Beating the (Political) Heat

In the steamy dog days of August we need to find a way to beat the heat, to dodge the wicked glare of Mother Nature as she sets her magnifying glass on us and watches us squirm. For those who toil in the political fields, summer heat comes from other sources but can be just as tough to bear. So who could use some political SPF 50 about now? Here’s a short list:

The N.H. GOP has been wilting lately, from the campaign funding problems of former House Speaker Chandler to the legacy of the 2000 “Phone Jamming Scandal” to the abrupt departure of Warren Henderson as party chairman (ever heard a sonic boom?). Now, August sees the GOP lacking sufficient candidates for the House and Senate races, and facing the likelihood of losing seats in the House this fall.

Regardless of whether or not Gary Dodds’ First Congressional District race had a chance in the first place, his strange “Deliverance” adventure in April, following an auto accident near the coast, has left him the subject of police questions and public worries about his integrity. Despite his brush with hypothermia, he must wish he could escape to a cooler political climate.

Kathy Sullivan, the head of the N.H. Democratic Party, is still sweating out reports of the theft of Guinta-for-Mayor campaign signs by a Baines-for-Mayor campaign worker. The culprit allegedly took the signs to her house, and complaints have been filed. Sullivan is getting burned by political opponents, even as she gears up for the brisk fall election season.

Some just stay cooler than others. Last year at this time, Governor John Lynch was hiding from the hot gaze of the public over the “E-Z Pass Scandal.” Lynch was seeking ways that the state could continue selling E-Z Pass transponders for $5 — $19 less than what was stipulated by a law that had just been passed. It should have been difficult for the governor to beat the heat on the issue, but the state’s media must have been drinking Kool-Aid in the shade. They let the story drop, like the setting August sun.

The first-term representative Jim Coburn has a long road ahead of him to reach the corner office in Concord, and the glare is on for him to find substantive and resonant issues to offer the electorate. He has made up a lot of lost ground, but he’ll have to turn up the heat to surpass the totemic John Lynch. Look for Coburn to be visiting a cookout near you in his quest to get more name recognition and more voters on his side.

The presidential trail may lead through the snows of New Hampshire, but in the heat of the summer other states are nudging their presidential caucuses a little too close for comfort. And on our campaign front, Senator John McCain, the darling of N.H. in the 2000 presidential primary, has encountered some dissatisfaction among people who once hopped aboard his “Straight Talk Express.” In particular, his stance on immigration has caused some blood to boil. Although he is still the front-runner for the next presidential race, he will have more than a few heated questions to answer from Granite State residents.

Finally, there is Doug Scamman, the N.H. House Speaker, who recently announced his intention to leave the Legislature and return to his farm. He plans to raise crops and spend time with his grandchildren. Best wishes to Mr. Scamman. He seems to have found just the right way to keep cool in New Hampshire politics. NH
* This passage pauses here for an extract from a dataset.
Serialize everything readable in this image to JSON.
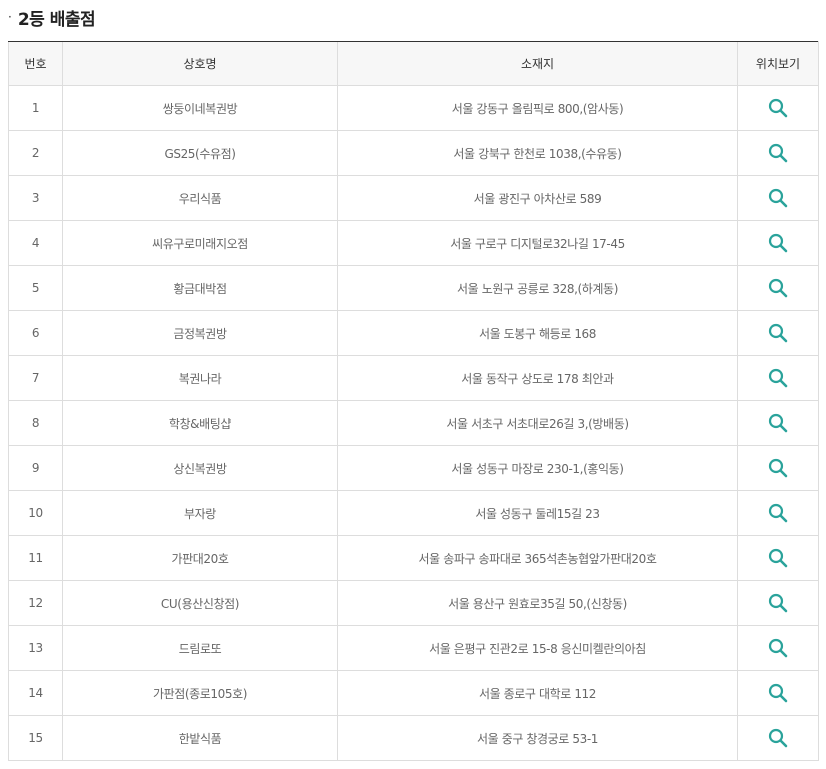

Gardner Goldsmith is a local radio talk show host (WNTK), a libertarian political pundit, a devotee of punk rock music and a former “Writer’s Guild Fellow” with the script team for “Star Trek: Voyager.”